Please refer to this post as:, ‘German Court is Soothsaying What the Future will Bring for FRAND and Compulsory License Defenses’, Kluwer Patent Blog, April 10 2014, http://patentblog.kluweriplaw.com/2014/04/10/german-court-is-soothsaying-what-the-future-will-bring-for-frand-and-compulsory-license-defenses/
by Dr. Simon Klopschinski
In one of its latest orders the Karlsruhe Higher Regional Court has used the opportunity to take a glimpse into the crystal ball, in order to see what decision the Court of Justice of the European Union (CJEU) is going to render in response to the pending referral for preliminary ruling regarding the FRAND and compulsory license defense in case of standard essential patents (SEPs).
In recent years the information and telecommunication (ITC) sector has seen a wave of patent lawsuits in various jurisdictions, including Germany. Since most of the patents asserted in these proceedings form part of a standard, a core questions is whether enforcing SEPs complies with antitrust law.
Where a SEP is enforced the defendant may under German law plead that the plaintiff abuses its dominant position by refusing to grant a license under FRAND conditions (Fair, Reasonable and Non-Discriminatory). A patentee only acts abusively if the defendant has made an unconditional offer to conclude a license agreement that the patentee cannot refuse without discriminating the defendant, and if the defendant in advance fulfils its obligations under the license to be granted by rendering account for past infringements and/or by paying license fees into an escrow (Federal Court of Justice IIC 2010, 369 – Orange Book Standard; Haedicke/Timmann (eds.), Patent Law – A Handbook, 2014, § 9 para. 215 et seq.).
In contrast to German practice the European Commission has advanced the opinion that it is sufficient for the defendant to only show willingness to negotiate a license concerning a SEP and that no unconditional offer is required. In order to clarify this issue the Düsseldorf Regional Court in March 2013 made a request for preliminary ruling which is currently pending before the CJEU (court docket: C-170/13; see our previous post).

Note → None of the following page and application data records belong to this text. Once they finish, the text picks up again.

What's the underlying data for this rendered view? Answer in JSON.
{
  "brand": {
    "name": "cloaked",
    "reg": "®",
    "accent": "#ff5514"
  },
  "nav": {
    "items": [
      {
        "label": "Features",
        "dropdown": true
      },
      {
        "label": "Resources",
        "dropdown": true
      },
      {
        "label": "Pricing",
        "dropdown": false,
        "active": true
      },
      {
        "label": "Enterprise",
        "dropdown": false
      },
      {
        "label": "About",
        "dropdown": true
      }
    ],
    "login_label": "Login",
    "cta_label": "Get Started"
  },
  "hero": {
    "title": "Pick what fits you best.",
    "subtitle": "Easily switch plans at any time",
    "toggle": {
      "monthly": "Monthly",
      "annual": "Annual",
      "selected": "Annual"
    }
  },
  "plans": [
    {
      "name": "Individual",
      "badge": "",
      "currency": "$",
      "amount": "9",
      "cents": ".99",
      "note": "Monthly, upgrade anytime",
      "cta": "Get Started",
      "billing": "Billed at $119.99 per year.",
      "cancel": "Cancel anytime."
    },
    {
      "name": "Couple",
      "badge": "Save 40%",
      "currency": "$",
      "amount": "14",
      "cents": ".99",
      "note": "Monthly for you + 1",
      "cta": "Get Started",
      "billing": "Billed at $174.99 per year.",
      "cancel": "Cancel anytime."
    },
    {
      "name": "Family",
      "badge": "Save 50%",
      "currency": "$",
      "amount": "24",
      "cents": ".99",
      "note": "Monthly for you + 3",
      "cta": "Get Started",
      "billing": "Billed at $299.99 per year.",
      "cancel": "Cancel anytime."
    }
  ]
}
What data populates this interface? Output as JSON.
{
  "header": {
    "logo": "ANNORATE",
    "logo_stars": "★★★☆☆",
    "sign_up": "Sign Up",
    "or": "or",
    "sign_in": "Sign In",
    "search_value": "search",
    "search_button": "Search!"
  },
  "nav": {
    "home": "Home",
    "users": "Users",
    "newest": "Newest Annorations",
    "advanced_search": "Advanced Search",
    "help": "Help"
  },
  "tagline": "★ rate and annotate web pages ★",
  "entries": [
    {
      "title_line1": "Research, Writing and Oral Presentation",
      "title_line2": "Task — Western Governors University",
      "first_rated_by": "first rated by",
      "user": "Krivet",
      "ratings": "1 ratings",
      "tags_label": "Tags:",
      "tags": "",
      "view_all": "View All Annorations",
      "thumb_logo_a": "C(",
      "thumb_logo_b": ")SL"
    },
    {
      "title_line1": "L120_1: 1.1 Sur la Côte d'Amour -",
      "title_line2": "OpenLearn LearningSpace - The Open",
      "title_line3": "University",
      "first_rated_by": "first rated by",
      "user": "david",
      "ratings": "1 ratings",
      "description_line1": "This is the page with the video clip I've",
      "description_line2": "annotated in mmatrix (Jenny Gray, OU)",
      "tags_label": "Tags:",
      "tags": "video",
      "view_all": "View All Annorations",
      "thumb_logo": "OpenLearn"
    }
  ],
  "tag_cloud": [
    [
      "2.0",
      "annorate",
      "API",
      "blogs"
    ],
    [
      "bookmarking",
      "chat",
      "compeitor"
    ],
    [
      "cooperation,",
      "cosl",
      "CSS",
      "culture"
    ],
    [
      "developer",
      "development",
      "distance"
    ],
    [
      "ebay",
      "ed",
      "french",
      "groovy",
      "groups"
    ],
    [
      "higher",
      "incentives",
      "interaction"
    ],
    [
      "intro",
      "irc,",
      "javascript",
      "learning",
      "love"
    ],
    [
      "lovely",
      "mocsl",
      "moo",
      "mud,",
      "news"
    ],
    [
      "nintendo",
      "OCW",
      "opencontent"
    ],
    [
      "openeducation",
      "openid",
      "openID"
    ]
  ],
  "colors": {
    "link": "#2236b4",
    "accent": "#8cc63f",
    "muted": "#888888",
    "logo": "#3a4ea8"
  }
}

In the case decided by the 2nd instance Karlsruhe Higher Regional Court on February 19, 2014 (court docket: 6 U 162/13; German language version is available here) the 1st instance Mannheim Regional Court had previously ordered in its judgment on the merits injunctive relief on the basis of a SEP. The defendant appealed the judgment and requested the 2nd instance court to stay enforcement of the 1st instance judgment.
Under German law a 1st instance judgment under appeal is enforceable in exchange for a security by the plaintiff (provisional enforcement). Upon defendant’s request the 2nd instance court can stay provisional enforcement of the 1st instance decision, however, on the basis of an overall weighting of the parties’ interests. One deciding factor are the chances of success of the appeal.

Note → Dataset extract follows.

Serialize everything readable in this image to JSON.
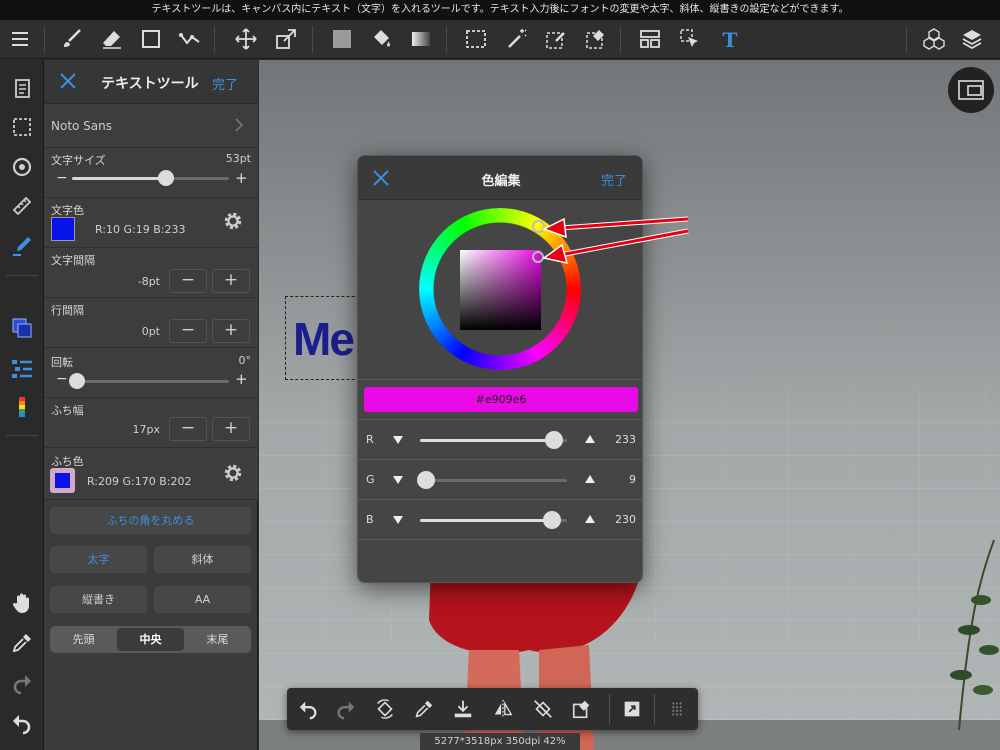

The defendant had solely argued in its request that the Mannheim court should have stayed the proceedings on the merits until the CJEU had decided on the Düsseldorf court’s referral C-170/13.

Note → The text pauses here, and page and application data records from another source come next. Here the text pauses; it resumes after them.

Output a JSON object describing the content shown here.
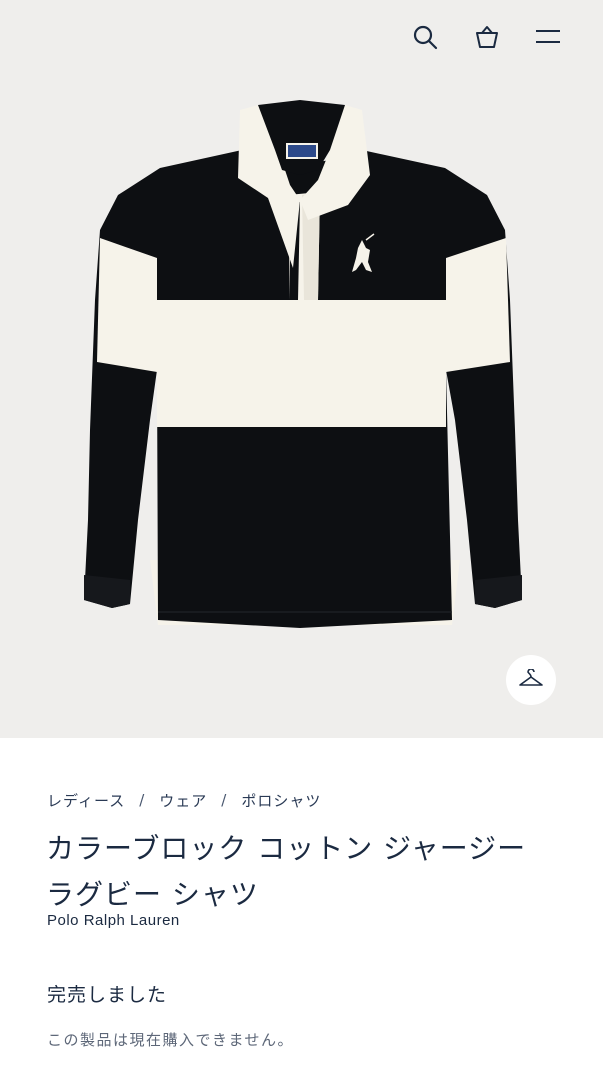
{
  "header": {
    "icons": [
      "search-icon",
      "shopping-bag-icon",
      "menu-icon"
    ]
  },
  "product_image": {
    "description_colors": {
      "body": "#0d0f12",
      "stripe": "#f6f3ea",
      "collar": "#f6f3ea",
      "logo_tag": "#2d4a8a"
    }
  },
  "breadcrumb": {
    "items": [
      "レディース",
      "ウェア",
      "ポロシャツ"
    ],
    "separator": "/"
  },
  "product": {
    "title": "カラーブロック コットン ジャージー ラグビー シャツ",
    "brand": "Polo Ralph Lauren",
    "status": "完売しました",
    "availability_note": "この製品は現在購入できません。"
  }
}
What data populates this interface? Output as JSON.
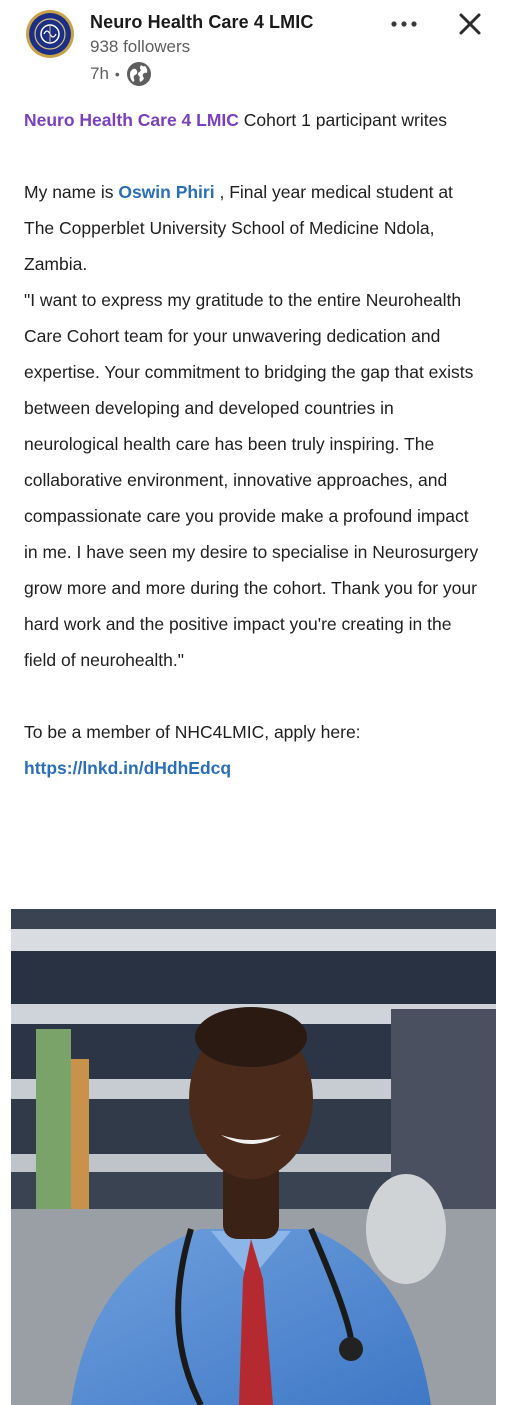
{
  "header": {
    "org_name": "Neuro Health Care 4 LMIC",
    "followers": "938 followers",
    "time": "7h",
    "separator": "•",
    "visibility_icon": "globe-icon",
    "more_icon": "more-horizontal-icon",
    "close_icon": "close-icon"
  },
  "post": {
    "line1": {
      "org_mention": "Neuro Health Care 4 LMIC",
      "text": " Cohort 1 participant writes"
    },
    "line2": {
      "prefix": "My name is ",
      "person_mention": "Oswin Phiri",
      "text": " , Final year medical student at The Copperblet University School of Medicine Ndola, Zambia."
    },
    "quote": "\"I want to express my gratitude to the entire Neurohealth Care Cohort team for your unwavering dedication and expertise. Your commitment to bridging the gap that exists between developing and developed countries in neurological health care has been truly inspiring. The collaborative environment, innovative approaches, and compassionate care you provide make a profound impact in me. I have seen my desire to specialise in Neurosurgery grow more and more during the cohort. Thank you for your hard work and the positive impact you're creating in the field of neurohealth.\"",
    "cta": "To be a member of NHC4LMIC, apply here:",
    "link": "https://lnkd.in/dHdhEdcq"
  },
  "photo": {
    "subject": "portrait-photo"
  },
  "colors": {
    "org_mention": "#7b3fbf",
    "person_mention": "#2a6fb8",
    "link": "#2a6fb8",
    "muted": "#5e5e5e"
  }
}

The Karlsruhe court rejected the defendant’s request because – according to the court – the defendant had not made an unconditional offer and was therefore not in compliance with “Orange Book Standard”. In the opinion of the Karlsruhe court – even if the CJEU will modify the patentee-friendly requirements established under German law – the CJEU will uphold these requirements to the extent that the defendant has to make the plaintiff an unconditional offer to conclude a license agreement and that the defendant has to render account for past infringements. Against this background the Karlsruhe court saw no sufficient reasons that in appeal proceedings the decision by the Mannheim court will be revoked and therefore denied stay of provisional enforcement of the 1st instance judgment.
The decision by the Karlsruhe court seemingly provides the holders of SEPs that have obtained 1st instance judgments in their favor with legal certainty. They can provisionally enforce their judgments, irrespective of the pending referral for preliminary ruling C-170/13.
Plaintiffs should take into account, however, that if later on – contrary to the predictions of the Karlsruhe court – the CJEU substantially modifies the FRAND and compulsory license defense to their detriment with the effect that the appeal court will have to revoke the 1st instance decision, they will be liable for damages caused by the provisional enforcement of the 1st instance judgment. That means that as long as the CJEU has not yet decided on the referral for preliminary ruling by the Düsseldorf court, all plaintiffs that have obtained in Germany 1st instance judgments for injunctive relief on the basis of SEPs, which are currently under appeal, effectively are in the limbo with regard to provisional enforcement of these judgments.